**Required work**:
Where an entry holds an image, leave the image out; otherwise reproduce the entry exactly.

==== Entries provided

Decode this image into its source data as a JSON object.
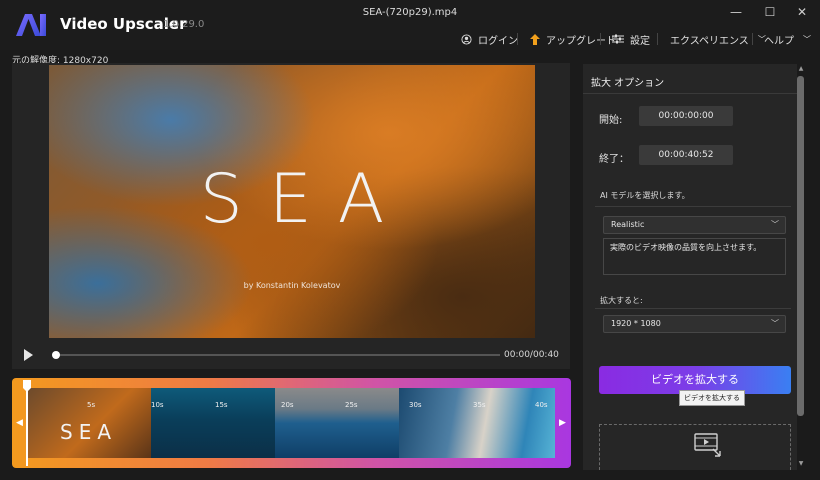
{
  "app": {
    "name": "Video Upscaler",
    "version": "1.0.29.0",
    "file": "SEA-(720p29).mp4",
    "logo_text": "AI"
  },
  "window": {
    "minimize": "—",
    "maximize": "☐",
    "close": "✕"
  },
  "menu": {
    "login": "ログイン",
    "upgrade": "アップグレード",
    "settings": "設定",
    "experience": "エクスペリエンス",
    "help": "ヘルプ"
  },
  "original_resolution": "元の解像度: 1280x720",
  "video": {
    "title": "SEA",
    "credit": "by Konstantin Kolevatov",
    "time": "00:00/00:40",
    "progress": 0
  },
  "timeline": {
    "ticks": [
      "5s",
      "10s",
      "15s",
      "20s",
      "25s",
      "30s",
      "35s",
      "40s"
    ],
    "left_arrow": "◀",
    "right_arrow": "▶",
    "thumb_title": "SEA"
  },
  "options": {
    "title": "拡大 オプション",
    "start_label": "開始:",
    "start_value": "00:00:00:00",
    "end_label": "終了：",
    "end_value": "00:00:40:52",
    "model_label": "AI モデルを選択します。",
    "model_value": "Realistic",
    "model_description": "実際のビデオ映像の品質を向上させます。",
    "scale_label": "拡大すると:",
    "scale_value": "1920 * 1080",
    "upscale_button": "ビデオを拡大する",
    "upscale_tooltip": "ビデオを拡大する"
  },
  "colors": {
    "accent_start": "#8a2be2",
    "accent_end": "#3a7ff2",
    "timeline_start": "#f39a1e",
    "timeline_end": "#a937e0"
  }
}
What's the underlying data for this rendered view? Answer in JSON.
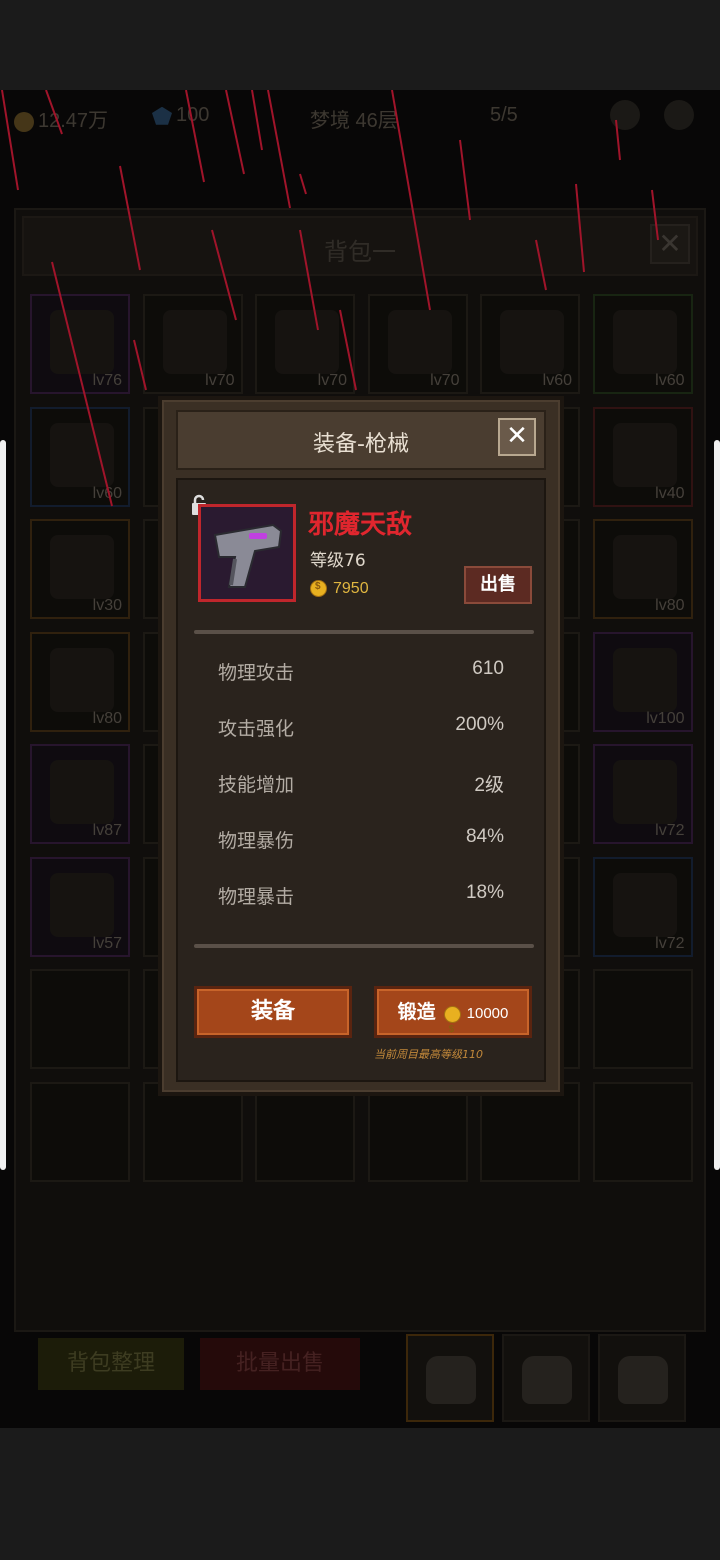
{
  "hud": {
    "gold": "12.47万",
    "gems": "100",
    "stage": "梦境 46层",
    "keys": "5/5"
  },
  "bag": {
    "title": "背包一",
    "close_glyph": "✕",
    "sort_label": "背包整理",
    "bulk_sell_label": "批量出售",
    "slots": [
      {
        "level": "lv76",
        "rarity": "purple"
      },
      {
        "level": "lv70",
        "rarity": "neutral"
      },
      {
        "level": "lv70",
        "rarity": "neutral"
      },
      {
        "level": "lv70",
        "rarity": "neutral"
      },
      {
        "level": "lv60",
        "rarity": "neutral"
      },
      {
        "level": "lv60",
        "rarity": "green"
      },
      {
        "level": "lv60",
        "rarity": "blue"
      },
      {
        "level": "",
        "rarity": "neutral"
      },
      {
        "level": "",
        "rarity": "neutral"
      },
      {
        "level": "",
        "rarity": "neutral"
      },
      {
        "level": "",
        "rarity": "neutral"
      },
      {
        "level": "lv40",
        "rarity": "red"
      },
      {
        "level": "lv30",
        "rarity": "orange"
      },
      {
        "level": "",
        "rarity": "neutral"
      },
      {
        "level": "",
        "rarity": "neutral"
      },
      {
        "level": "",
        "rarity": "neutral"
      },
      {
        "level": "",
        "rarity": "neutral"
      },
      {
        "level": "lv80",
        "rarity": "orange"
      },
      {
        "level": "lv80",
        "rarity": "orange"
      },
      {
        "level": "",
        "rarity": "neutral"
      },
      {
        "level": "",
        "rarity": "neutral"
      },
      {
        "level": "",
        "rarity": "neutral"
      },
      {
        "level": "",
        "rarity": "neutral"
      },
      {
        "level": "lv100",
        "rarity": "purple"
      },
      {
        "level": "lv87",
        "rarity": "purple"
      },
      {
        "level": "",
        "rarity": "neutral"
      },
      {
        "level": "",
        "rarity": "neutral"
      },
      {
        "level": "",
        "rarity": "neutral"
      },
      {
        "level": "",
        "rarity": "neutral"
      },
      {
        "level": "lv72",
        "rarity": "purple"
      },
      {
        "level": "lv57",
        "rarity": "purple"
      },
      {
        "level": "",
        "rarity": "neutral"
      },
      {
        "level": "",
        "rarity": "neutral"
      },
      {
        "level": "",
        "rarity": "neutral"
      },
      {
        "level": "",
        "rarity": "neutral"
      },
      {
        "level": "lv72",
        "rarity": "blue"
      },
      {
        "level": "",
        "rarity": "empty"
      },
      {
        "level": "",
        "rarity": "empty"
      },
      {
        "level": "",
        "rarity": "empty"
      },
      {
        "level": "",
        "rarity": "empty"
      },
      {
        "level": "",
        "rarity": "empty"
      },
      {
        "level": "",
        "rarity": "empty"
      },
      {
        "level": "",
        "rarity": "empty"
      },
      {
        "level": "",
        "rarity": "empty"
      },
      {
        "level": "",
        "rarity": "empty"
      },
      {
        "level": "",
        "rarity": "empty"
      },
      {
        "level": "",
        "rarity": "empty"
      },
      {
        "level": "",
        "rarity": "empty"
      }
    ]
  },
  "dialog": {
    "title": "装备-枪械",
    "close_glyph": "✕",
    "item": {
      "name": "邪魔天敌",
      "level": "等级76",
      "price": "7950"
    },
    "sell_label": "出售",
    "stats": [
      {
        "label": "物理攻击",
        "value": "610"
      },
      {
        "label": "攻击强化",
        "value": "200%"
      },
      {
        "label": "技能增加",
        "value": "2级"
      },
      {
        "label": "物理暴伤",
        "value": "84%"
      },
      {
        "label": "物理暴击",
        "value": "18%"
      }
    ],
    "equip_label": "装备",
    "forge_label": "锻造",
    "forge_cost": "10000",
    "forge_note": "当前周目最高等级110"
  },
  "colors": {
    "item_name": "#e0262e",
    "button_orange": "#a4461a",
    "gold": "#e0b640"
  }
}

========

**Answer to the exercise**:
Decode this image into its source data as a JSON object.
{
  "app": {
    "name": "Video Upscaler",
    "version": "1.0.29.0",
    "file": "SEA-(720p29).mp4",
    "logo_text": "AI"
  },
  "window": {
    "minimize": "—",
    "maximize": "☐",
    "close": "✕"
  },
  "menu": {
    "login": "ログイン",
    "upgrade": "アップグレード",
    "settings": "設定",
    "experience": "エクスペリエンス",
    "help": "ヘルプ"
  },
  "original_resolution": "元の解像度: 1280x720",
  "video": {
    "title": "SEA",
    "credit": "by Konstantin Kolevatov",
    "time": "00:00/00:40",
    "progress": 0
  },
  "timeline": {
    "ticks": [
      "5s",
      "10s",
      "15s",
      "20s",
      "25s",
      "30s",
      "35s",
      "40s"
    ],
    "left_arrow": "◀",
    "right_arrow": "▶",
    "thumb_title": "SEA"
  },
  "options": {
    "title": "拡大 オプション",
    "start_label": "開始:",
    "start_value": "00:00:00:00",
    "end_label": "終了：",
    "end_value": "00:00:40:52",
    "model_label": "AI モデルを選択します。",
    "model_value": "Realistic",
    "model_description": "実際のビデオ映像の品質を向上させます。",
    "scale_label": "拡大すると:",
    "scale_value": "1920 * 1080",
    "upscale_button": "ビデオを拡大する",
    "upscale_tooltip": "ビデオを拡大する"
  },
  "colors": {
    "accent_start": "#8a2be2",
    "accent_end": "#3a7ff2",
    "timeline_start": "#f39a1e",
    "timeline_end": "#a937e0"
  }
}
What's the underlying data for this rendered view? Answer in JSON.
{
  "hud": {
    "gold": "12.47万",
    "gems": "100",
    "stage": "梦境 46层",
    "keys": "5/5"
  },
  "bag": {
    "title": "背包一",
    "close_glyph": "✕",
    "sort_label": "背包整理",
    "bulk_sell_label": "批量出售",
    "slots": [
      {
        "level": "lv76",
        "rarity": "purple"
      },
      {
        "level": "lv70",
        "rarity": "neutral"
      },
      {
        "level": "lv70",
        "rarity": "neutral"
      },
      {
        "level": "lv70",
        "rarity": "neutral"
      },
      {
        "level": "lv60",
        "rarity": "neutral"
      },
      {
        "level": "lv60",
        "rarity": "green"
      },
      {
        "level": "lv60",
        "rarity": "blue"
      },
      {
        "level": "",
        "rarity": "neutral"
      },
      {
        "level": "",
        "rarity": "neutral"
      },
      {
        "level": "",
        "rarity": "neutral"
      },
      {
        "level": "",
        "rarity": "neutral"
      },
      {
        "level": "lv40",
        "rarity": "red"
      },
      {
        "level": "lv30",
        "rarity": "orange"
      },
      {
        "level": "",
        "rarity": "neutral"
      },
      {
        "level": "",
        "rarity": "neutral"
      },
      {
        "level": "",
        "rarity": "neutral"
      },
      {
        "level": "",
        "rarity": "neutral"
      },
      {
        "level": "lv80",
        "rarity": "orange"
      },
      {
        "level": "lv80",
        "rarity": "orange"
      },
      {
        "level": "",
        "rarity": "neutral"
      },
      {
        "level": "",
        "rarity": "neutral"
      },
      {
        "level": "",
        "rarity": "neutral"
      },
      {
        "level": "",
        "rarity": "neutral"
      },
      {
        "level": "lv100",
        "rarity": "purple"
      },
      {
        "level": "lv87",
        "rarity": "purple"
      },
      {
        "level": "",
        "rarity": "neutral"
      },
      {
        "level": "",
        "rarity": "neutral"
      },
      {
        "level": "",
        "rarity": "neutral"
      },
      {
        "level": "",
        "rarity": "neutral"
      },
      {
        "level": "lv72",
        "rarity": "purple"
      },
      {
        "level": "lv57",
        "rarity": "purple"
      },
      {
        "level": "",
        "rarity": "neutral"
      },
      {
        "level": "",
        "rarity": "neutral"
      },
      {
        "level": "",
        "rarity": "neutral"
      },
      {
        "level": "",
        "rarity": "neutral"
      },
      {
        "level": "lv72",
        "rarity": "blue"
      },
      {
        "level": "",
        "rarity": "empty"
      },
      {
        "level": "",
        "rarity": "empty"
      },
      {
        "level": "",
        "rarity": "empty"
      },
      {
        "level": "",
        "rarity": "empty"
      },
      {
        "level": "",
        "rarity": "empty"
      },
      {
        "level": "",
        "rarity": "empty"
      },
      {
        "level": "",
        "rarity": "empty"
      },
      {
        "level": "",
        "rarity": "empty"
      },
      {
        "level": "",
        "rarity": "empty"
      },
      {
        "level": "",
        "rarity": "empty"
      },
      {
        "level": "",
        "rarity": "empty"
      },
      {
        "level": "",
        "rarity": "empty"
      }
    ]
  },
  "dialog": {
    "title": "装备-枪械",
    "close_glyph": "✕",
    "item": {
      "name": "邪魔天敌",
      "level": "等级76",
      "price": "7950"
    },
    "sell_label": "出售",
    "stats": [
      {
        "label": "物理攻击",
        "value": "610"
      },
      {
        "label": "攻击强化",
        "value": "200%"
      },
      {
        "label": "技能增加",
        "value": "2级"
      },
      {
        "label": "物理暴伤",
        "value": "84%"
      },
      {
        "label": "物理暴击",
        "value": "18%"
      }
    ],
    "equip_label": "装备",
    "forge_label": "锻造",
    "forge_cost": "10000",
    "forge_note": "当前周目最高等级110"
  },
  "colors": {
    "item_name": "#e0262e",
    "button_orange": "#a4461a",
    "gold": "#e0b640"
  }
}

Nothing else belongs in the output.